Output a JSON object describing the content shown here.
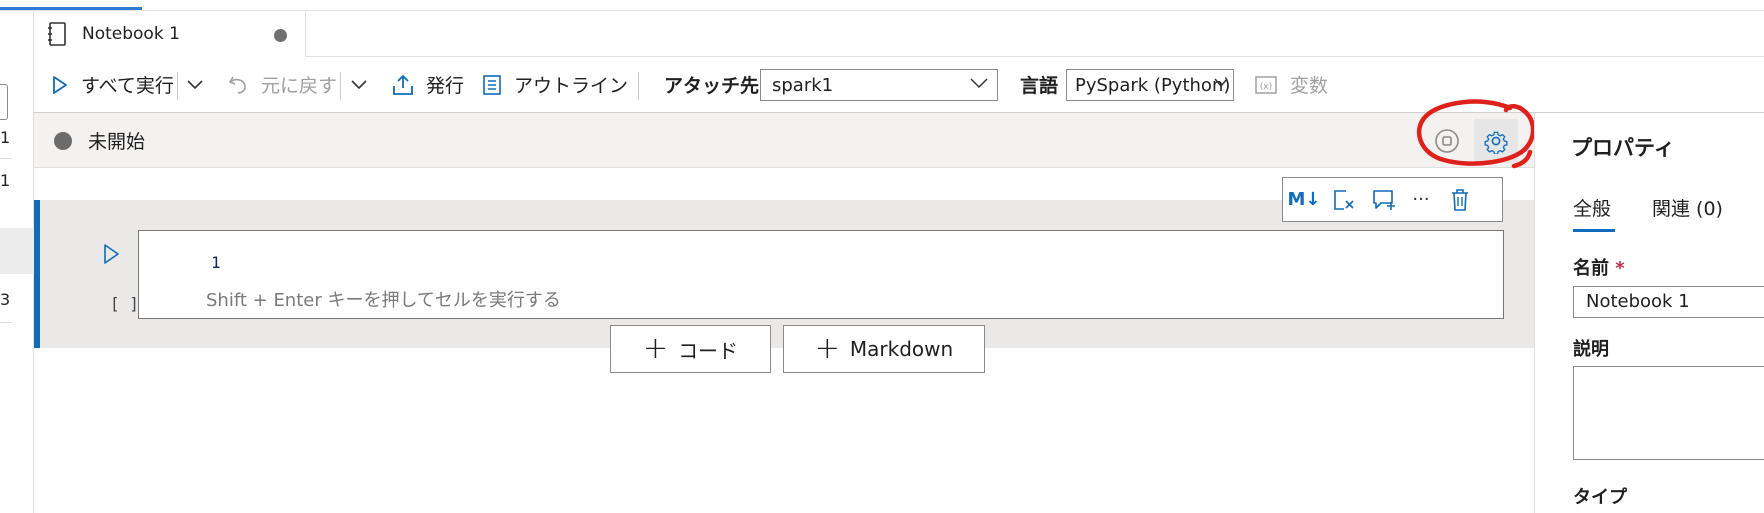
{
  "tab": {
    "title": "Notebook 1"
  },
  "toolbar": {
    "run_all": "すべて実行",
    "undo": "元に戻す",
    "publish": "発行",
    "outline": "アウトライン",
    "attach_label": "アタッチ先",
    "attach_value": "spark1",
    "language_label": "言語",
    "language_value": "PySpark (Python)",
    "variables": "変数"
  },
  "status": {
    "text": "未開始"
  },
  "cell": {
    "line_number": "1",
    "hint": "Shift + Enter キーを押してセルを実行する",
    "exec_count": "[ ]",
    "toolbar": {
      "markdown_label": "M↓",
      "more_label": "···"
    }
  },
  "add": {
    "code": "コード",
    "markdown": "Markdown"
  },
  "properties": {
    "title": "プロパティ",
    "tab_general": "全般",
    "tab_related": "関連 (0)",
    "name_label": "名前",
    "required_mark": "*",
    "name_value": "Notebook 1",
    "description_label": "説明",
    "type_label": "タイプ"
  },
  "left_rail": {
    "numbers": [
      "1",
      "1",
      "3"
    ]
  },
  "colors": {
    "accent": "#0f6cbd",
    "annotation": "#e0201b"
  }
}
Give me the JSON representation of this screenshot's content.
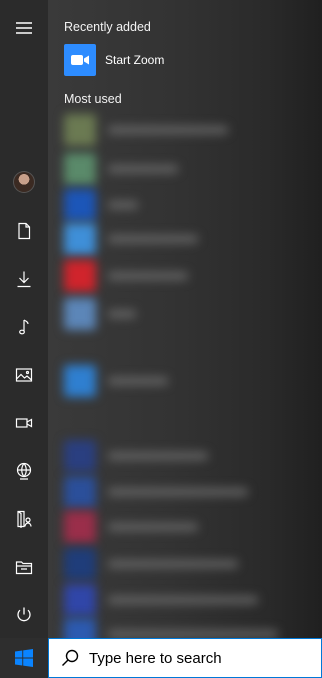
{
  "start_menu": {
    "recently_added_title": "Recently added",
    "recent_app": {
      "label": "Start Zoom",
      "icon": "zoom-icon",
      "tile_color": "#2d8cff"
    },
    "most_used_title": "Most used"
  },
  "sidebar": {
    "items": [
      {
        "name": "hamburger-menu-icon"
      },
      {
        "name": "user-avatar"
      },
      {
        "name": "documents-icon"
      },
      {
        "name": "downloads-icon"
      },
      {
        "name": "music-icon"
      },
      {
        "name": "pictures-icon"
      },
      {
        "name": "videos-icon"
      },
      {
        "name": "network-icon"
      },
      {
        "name": "personal-folder-icon"
      },
      {
        "name": "file-explorer-icon"
      },
      {
        "name": "power-icon"
      }
    ]
  },
  "taskbar": {
    "start_icon": "windows-logo-icon",
    "search_placeholder": "Type here to search",
    "accent": "#0078d7"
  }
}
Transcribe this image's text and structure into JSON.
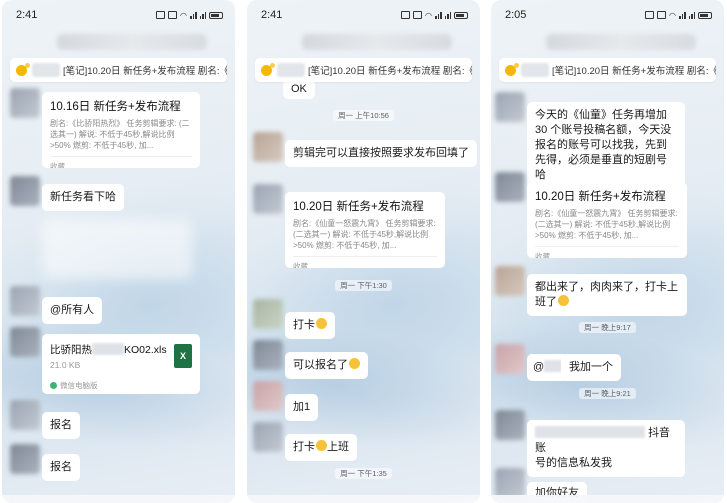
{
  "pinned_text": "[笔记]10.20日 新任务+发布流程 剧名:《...",
  "phones": [
    {
      "time": "2:41",
      "messages": {
        "card1_title": "10.16日 新任务+发布流程",
        "card1_desc": "剧名:《比骄阳热烈》 任务剪辑要求: (二选其一) 解说: 不低于45秒,解说比例>50% 燃剪: 不低于45秒, 加...",
        "card1_foot": "收藏",
        "msg_new_task": "新任务看下哈",
        "msg_at_all": "@所有人",
        "file_name_prefix": "比骄阳热",
        "file_name_suffix": "KO02.xls",
        "file_size": "21.0 KB",
        "file_source": "微信电脑版",
        "file_icon": "X",
        "msg_signup1": "报名",
        "msg_signup2": "报名"
      }
    },
    {
      "time": "2:41",
      "messages": {
        "top_partial": "OK",
        "ts1": "周一 上午10:56",
        "msg_edit_done": "剪辑完可以直接按照要求发布回填了",
        "card_title": "10.20日 新任务+发布流程",
        "card_desc": "剧名:《仙童一怒震九霄》 任务剪辑要求: (二选其一) 解说: 不低于45秒,解说比例>50% 燃剪: 不低于45秒, 加...",
        "card_foot": "收藏",
        "ts2": "周一 下午1:30",
        "msg_checkin": "打卡",
        "msg_can_signup": "可以报名了",
        "msg_plus1": "加1",
        "msg_checkin_work": "打卡",
        "msg_checkin_work_suffix": "上班",
        "ts3": "周一 下午1:35"
      }
    },
    {
      "time": "2:05",
      "messages": {
        "msg_long": "今天的《仙童》任务再增加 30 个账号投稿名额，今天没报名的账号可以找我，先到先得，必须是垂直的短剧号哈",
        "card_title": "10.20日 新任务+发布流程",
        "card_desc": "剧名:《仙童一怒震九霄》 任务剪辑要求: (二选其一) 解说: 不低于45秒,解说比例>50% 燃剪: 不低于45秒, 加...",
        "card_foot": "收藏",
        "msg_all_here": "都出来了，肉肉来了，打卡上班了",
        "ts1": "周一 晚上9:17",
        "msg_at_prefix": "@",
        "msg_me_too": "我加一个",
        "ts2": "周一 晚上9:21",
        "msg_douyin_suffix": "抖音账",
        "msg_douyin_line2": "号的信息私发我",
        "msg_bottom_partial": "加你好友"
      }
    }
  ],
  "colors": {
    "file_icon": "#1f7244",
    "pin_icon": "#f5b800"
  }
}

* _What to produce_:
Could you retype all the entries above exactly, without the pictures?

* _Task response_:
Output a JSON object describing the content shown here.
{
  "tab": {
    "title": "Notebook 1"
  },
  "toolbar": {
    "run_all": "すべて実行",
    "undo": "元に戻す",
    "publish": "発行",
    "outline": "アウトライン",
    "attach_label": "アタッチ先",
    "attach_value": "spark1",
    "language_label": "言語",
    "language_value": "PySpark (Python)",
    "variables": "変数"
  },
  "status": {
    "text": "未開始"
  },
  "cell": {
    "line_number": "1",
    "hint": "Shift + Enter キーを押してセルを実行する",
    "exec_count": "[ ]",
    "toolbar": {
      "markdown_label": "M↓",
      "more_label": "···"
    }
  },
  "add": {
    "code": "コード",
    "markdown": "Markdown"
  },
  "properties": {
    "title": "プロパティ",
    "tab_general": "全般",
    "tab_related": "関連 (0)",
    "name_label": "名前",
    "required_mark": "*",
    "name_value": "Notebook 1",
    "description_label": "説明",
    "type_label": "タイプ"
  },
  "left_rail": {
    "numbers": [
      "1",
      "1",
      "3"
    ]
  },
  "colors": {
    "accent": "#0f6cbd",
    "annotation": "#e0201b"
  }
}
Give me the JSON representation of this screenshot's content.
{
  "start_menu": {
    "recently_added_title": "Recently added",
    "recent_app": {
      "label": "Start Zoom",
      "icon": "zoom-icon",
      "tile_color": "#2d8cff"
    },
    "most_used_title": "Most used"
  },
  "sidebar": {
    "items": [
      {
        "name": "hamburger-menu-icon"
      },
      {
        "name": "user-avatar"
      },
      {
        "name": "documents-icon"
      },
      {
        "name": "downloads-icon"
      },
      {
        "name": "music-icon"
      },
      {
        "name": "pictures-icon"
      },
      {
        "name": "videos-icon"
      },
      {
        "name": "network-icon"
      },
      {
        "name": "personal-folder-icon"
      },
      {
        "name": "file-explorer-icon"
      },
      {
        "name": "power-icon"
      }
    ]
  },
  "taskbar": {
    "start_icon": "windows-logo-icon",
    "search_placeholder": "Type here to search",
    "accent": "#0078d7"
  }
}
Transcribe this image's text and structure into JSON.
{
  "pinned_text": "[笔记]10.20日 新任务+发布流程 剧名:《...",
  "phones": [
    {
      "time": "2:41",
      "messages": {
        "card1_title": "10.16日 新任务+发布流程",
        "card1_desc": "剧名:《比骄阳热烈》 任务剪辑要求: (二选其一) 解说: 不低于45秒,解说比例>50% 燃剪: 不低于45秒, 加...",
        "card1_foot": "收藏",
        "msg_new_task": "新任务看下哈",
        "msg_at_all": "@所有人",
        "file_name_prefix": "比骄阳热",
        "file_name_suffix": "KO02.xls",
        "file_size": "21.0 KB",
        "file_source": "微信电脑版",
        "file_icon": "X",
        "msg_signup1": "报名",
        "msg_signup2": "报名"
      }
    },
    {
      "time": "2:41",
      "messages": {
        "top_partial": "OK",
        "ts1": "周一 上午10:56",
        "msg_edit_done": "剪辑完可以直接按照要求发布回填了",
        "card_title": "10.20日 新任务+发布流程",
        "card_desc": "剧名:《仙童一怒震九霄》 任务剪辑要求: (二选其一) 解说: 不低于45秒,解说比例>50% 燃剪: 不低于45秒, 加...",
        "card_foot": "收藏",
        "ts2": "周一 下午1:30",
        "msg_checkin": "打卡",
        "msg_can_signup": "可以报名了",
        "msg_plus1": "加1",
        "msg_checkin_work": "打卡",
        "msg_checkin_work_suffix": "上班",
        "ts3": "周一 下午1:35"
      }
    },
    {
      "time": "2:05",
      "messages": {
        "msg_long": "今天的《仙童》任务再增加 30 个账号投稿名额，今天没报名的账号可以找我，先到先得，必须是垂直的短剧号哈",
        "card_title": "10.20日 新任务+发布流程",
        "card_desc": "剧名:《仙童一怒震九霄》 任务剪辑要求: (二选其一) 解说: 不低于45秒,解说比例>50% 燃剪: 不低于45秒, 加...",
        "card_foot": "收藏",
        "msg_all_here": "都出来了，肉肉来了，打卡上班了",
        "ts1": "周一 晚上9:17",
        "msg_at_prefix": "@",
        "msg_me_too": "我加一个",
        "ts2": "周一 晚上9:21",
        "msg_douyin_suffix": "抖音账",
        "msg_douyin_line2": "号的信息私发我",
        "msg_bottom_partial": "加你好友"
      }
    }
  ],
  "colors": {
    "file_icon": "#1f7244",
    "pin_icon": "#f5b800"
  }
}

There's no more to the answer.